"Yes," he said, realizing that he must humor her--it was difficult
to remember that this lovely girl was insane. "Let me see, now just
what was I in prison for? I do not seem to be able to recall it. In
Nebraska, they used to hang men for horse stealing; so I am sure it
must have been something else not quite so bad. Do you happen to
"When the king, your father, died you were thirteen years old," the
girl explained, hoping to reawaken the sleeping mind, "and then your
uncle, Prince Peter of Blentz, announced that the shock of your
father's death had unbalanced your mind. He shut you up in Blentz
then, where you have been for ten years, and he has ruled as regent.
Now, my father says, he has recently discovered a plot to take your
life so that Peter may become king. But I suppose you learned of
that, and because of it you escaped!"
"This Peter person is all-powerful in Lutha?" he asked.
"He controls the army," the girl replied.
"And you really believe that I am the mad king Leopold?"
"You are the king," she said in a convincing manner.
"You are a very brave young lady," he said earnestly. "If all the
mad king's subjects were as loyal as you, and as brave, he would not
have languished for ten years behind the walls of Blentz."
"I am a Von der Tann," she said proudly, as though that was
explanation sufficient to account for any bravery or loyalty.
"Even a Von der Tann might, without dishonor, hesitate to accompany
a mad man through the woods," he replied, "especially if she
happened to be a very--a very--" He halted, flushing.
"A very what, your majesty?" asked the girl.
"A very young woman," he ended lamely.

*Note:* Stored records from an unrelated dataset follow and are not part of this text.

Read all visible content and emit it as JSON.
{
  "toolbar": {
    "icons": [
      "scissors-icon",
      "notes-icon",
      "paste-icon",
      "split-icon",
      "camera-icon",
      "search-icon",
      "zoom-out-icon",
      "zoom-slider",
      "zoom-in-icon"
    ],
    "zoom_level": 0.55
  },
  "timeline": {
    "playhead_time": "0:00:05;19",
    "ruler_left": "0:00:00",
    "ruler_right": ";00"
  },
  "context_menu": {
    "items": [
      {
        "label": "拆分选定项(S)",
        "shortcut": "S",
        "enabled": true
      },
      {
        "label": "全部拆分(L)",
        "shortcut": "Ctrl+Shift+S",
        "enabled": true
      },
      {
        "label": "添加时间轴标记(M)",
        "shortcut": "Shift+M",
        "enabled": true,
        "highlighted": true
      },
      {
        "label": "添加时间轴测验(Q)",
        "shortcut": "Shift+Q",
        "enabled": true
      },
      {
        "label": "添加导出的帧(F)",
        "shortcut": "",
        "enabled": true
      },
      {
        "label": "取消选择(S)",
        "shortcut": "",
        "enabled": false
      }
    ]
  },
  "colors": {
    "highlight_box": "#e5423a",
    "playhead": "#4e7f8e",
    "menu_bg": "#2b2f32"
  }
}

Emma von der Tann knew that he had not intended saying that at all.
Being a woman, she knew precisely what he had meant to say, and she
discovered that she would very much have liked to hear him say it.
"Suppose," said Barney, "that Peter's soldiers run across us--what
"They will take you back to Blentz, your majesty."
"I do not think that they will dare lay hands on me, though it is
possible that Peter might do so. He hates my father even more now
than he did when the old king lived."
"I wish," said Mr. Custer, "that I had gone down after my guns. Why
didn't you tell me, in the first place, that I was a king, and that
I might get you in trouble
Even prior to this, transoceanic commerce had practically ceased, owing to the perils and hazards of the mine-strewn waters of both the Atlantic and Pacific Oceans.Page 5
Old Admiral Sanchez was wont to maintain that he could smell thirty, and the men of the first ship in which I sailed claimed that Coburn, the navigating officer, knew by name every wave along thirty from 60dN.Page 10
Even while these thoughts were passing through my mind I was busy with the details of my duties.Page 11
The crew, with the exception of those whose duties kept them below, were ranged on deck below the bridge.Page 15
Snider was in the minority, and so we continued toward the east.Page 24
Then, in deep tones, one who was in advance of the others and whom I took to be the chief or leader of the party replied in a tongue which while intelligible to us, was so distorted from the English language from which it evidently had sprung, that it was with difficulty that we interpreted it.Page 25
Here was a lifelong inhabitant of the Isle of Wight who never had heard of either Germany or England! I turned to him quite suddenly with a new question.Page 28
" But what a different creature was this fierce-eyed demon, palpitating with life and vigor, glossy of coat, alert, growling, magnificent, from the dingy, moth-eaten replicas beneath their glass cases in the stuffy halls of our public museums.Page 32
She was of medium height, well formed, and with fine, clear-cut features.Page 51
Toward morning I dozed, and the sun was well up when Victory aroused me by gently shaking my shoulder.Page 61
As a matter of fact, Snider, it seemed to me, was taking advantage of every opportunity, however slight, to show insubordination, and I determined then that at the first real breach of discipline I should take action that would remind Snider, ever after, that I was still his commanding officer.Page 64
We had covered about half the distance to the river, when I suddenly came face to face with a man.Page 65
Delcarte and Taylor came up a moment later, and the three of us worked over the fellow, hoping to revive him that he might tell us what had happened, and what had become of the others.Page 68
To my relief, the mechanism responded--the launch was uninjured.Page 69
I then decided to retrace our journey, letting Taylor handle the launch, while Delcarte and I, upon opposite sides of the river, searched for some sign of the spot where Victory had landed.Page 71
But I was soon.Page 76
Troops were pouring in from the west and south, and pouring out toward the east.Page 83
I--I--" What was I about to say? I was very close to her as a great light broke over me.Page 86
To my delight I found that the officer into whose presence we were conducted spoke Abyssinian fluently.